There is science to back up the claim that online platforms cause people to act differently than they might offline. A study in 2012 at Israel’s University of Haifa suggested that a lack of eye contact and anonymity led to “the toxic online disinhibition effect.”
As for social media being sinful, or at least a vehicle that allows others to sin, it appears that Tobin isn’t alone in his assessment.
Writing in the Christian magazine Relevant this year, Jonathan Malm said that “social media murder” is a sin that traps many people who use social media.
“It’s insidious, really. The temptation to tear people apart online is strong. A few taps of the fingers and it’s done,” he wrote. “Then we scroll on to the next thread, forgetting all about the destruction we unleashed on the recipient. (Until, of course, they reply.)”
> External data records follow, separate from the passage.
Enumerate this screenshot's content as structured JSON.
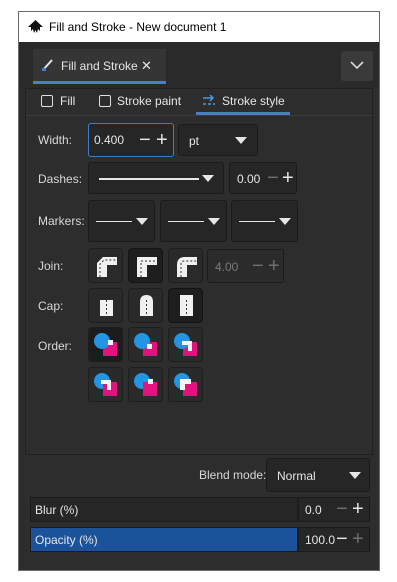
{
  "window": {
    "title": "Fill and Stroke - New document 1"
  },
  "dialog_tab": {
    "label": "Fill and Stroke",
    "close_glyph": "✕"
  },
  "subtabs": [
    {
      "label": "Fill",
      "icon": "checkbox-square-icon"
    },
    {
      "label": "Stroke paint",
      "icon": "checkbox-square-icon"
    },
    {
      "label": "Stroke style",
      "icon": "stroke-style-icon",
      "active": true
    }
  ],
  "width": {
    "label": "Width:",
    "value": "0.400",
    "unit": "pt"
  },
  "dashes": {
    "label": "Dashes:",
    "offset": "0.00"
  },
  "markers": {
    "label": "Markers:"
  },
  "join": {
    "label": "Join:",
    "miter_limit": "4.00"
  },
  "cap": {
    "label": "Cap:"
  },
  "order": {
    "label": "Order:"
  },
  "blend": {
    "label": "Blend mode:",
    "value": "Normal"
  },
  "blur": {
    "label": "Blur (%)",
    "value": "0.0",
    "level_percent": 0
  },
  "opacity": {
    "label": "Opacity (%)",
    "value": "100.0",
    "level_percent": 100
  },
  "colors": {
    "accent": "#4a7fc0",
    "fill_cyan": "#2296e4",
    "stroke_magenta": "#e4127e",
    "opacity_fill": "#1a5399"
  }
}
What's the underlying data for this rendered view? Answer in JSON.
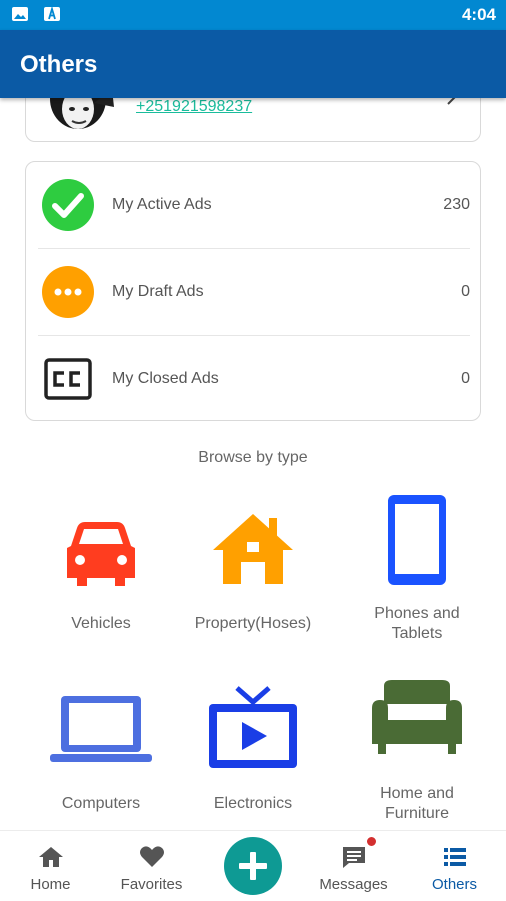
{
  "status_bar": {
    "time": "4:04"
  },
  "app_bar": {
    "title": "Others"
  },
  "profile": {
    "phone": "+251921598237"
  },
  "ads": [
    {
      "label": "My Active Ads",
      "count": "230",
      "icon": "check-circle-icon",
      "color": "#2ecc40"
    },
    {
      "label": "My Draft Ads",
      "count": "0",
      "icon": "more-dots-icon",
      "color": "#ffa000"
    },
    {
      "label": "My Closed Ads",
      "count": "0",
      "icon": "closed-caption-icon",
      "color": "#222222"
    }
  ],
  "browse": {
    "title": "Browse by type",
    "categories": [
      {
        "label": "Vehicles",
        "icon": "car-icon",
        "color": "#ff3d1f"
      },
      {
        "label": "Property(Hoses)",
        "icon": "house-icon",
        "color": "#ffa000"
      },
      {
        "label": "Phones and\nTablets",
        "icon": "phone-icon",
        "color": "#1a53ff"
      },
      {
        "label": "Computers",
        "icon": "laptop-icon",
        "color": "#4d6fe0"
      },
      {
        "label": "Electronics",
        "icon": "tv-icon",
        "color": "#1a3ee6"
      },
      {
        "label": "Home and\nFurniture",
        "icon": "sofa-icon",
        "color": "#4a6b35"
      }
    ]
  },
  "nav": [
    {
      "label": "Home",
      "icon": "home-icon"
    },
    {
      "label": "Favorites",
      "icon": "heart-icon"
    },
    {
      "label": "",
      "icon": "plus-icon"
    },
    {
      "label": "Messages",
      "icon": "message-icon"
    },
    {
      "label": "Others",
      "icon": "list-icon",
      "active": true
    }
  ],
  "colors": {
    "status_bar": "#0288d1",
    "app_bar": "#0b5aa5",
    "accent": "#0e9a94",
    "link": "#1abc9c"
  }
}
And Reid Hoffman, a venture capitalist, told the Wall Street Journal in 2011 that tapping into sin make sense from a business perspective.
“Social networks do best when they tap into one of the seven deadly sins,” he said.
Tobin wasn’t alone when it comes to Catholic bishops on Twitter. A handful of U.S. cardinals are on the platform, including Cardinal Donald Wuerl of Washington and Cardinal Seán O’Malley of Boston. And Pope Francis is one of the most influential global leaders on Twitter, with more than 40 million followers on his nine accounts, in different languages. But the pope and those cardinals rely on a staff to manage their accounts. Tobin stood out for not being filtered, which he told the Providence Journal allowed him to show a more human side.
“One of the primary roles of the bishop is to teach,” Tobin told the Providence Journal last month.
“It helps to humanize the office of the bishop,” he said of Twitter. “It helps people to get to know the bishop a little bit better from a human point of view.”
He tweeted about back pain, for example, asking for prayers. But he also showed his pugnacious side, writing: “The good news is that my tweeting finger is working just fine. Infidels, heretics, atheists and apostates: beware!”
Tweets like that, along with his no-holds-barred style when weighing in on social issues, won Tobin praise from Catholic conservatives. (Tobin himself announced in 2013 that he was registered as a Republican.) When he departed Twitter, the conservative group CatholicVote tweeted that it hoped Tobin would return.
“His tweets defending and teaching the Faith gave daily encouragement to countless Catholics,” the group tweeted July 23.
As for Tobin, he said this year that his foray into Twitter was an experiment, and his final tweet suggests that he is ambivalent about the results.
“If I’ve offended anyone, I’m truly sorry,” he wrote. “If I’ve helped anyone along the way, thank God.”
Michael J. O’Loughlin is the national correspondent at America Media and author of “The Tweetable Pope: A Spiritual Revolution in 140 Characters.” Follow him at @mikeoloughlin.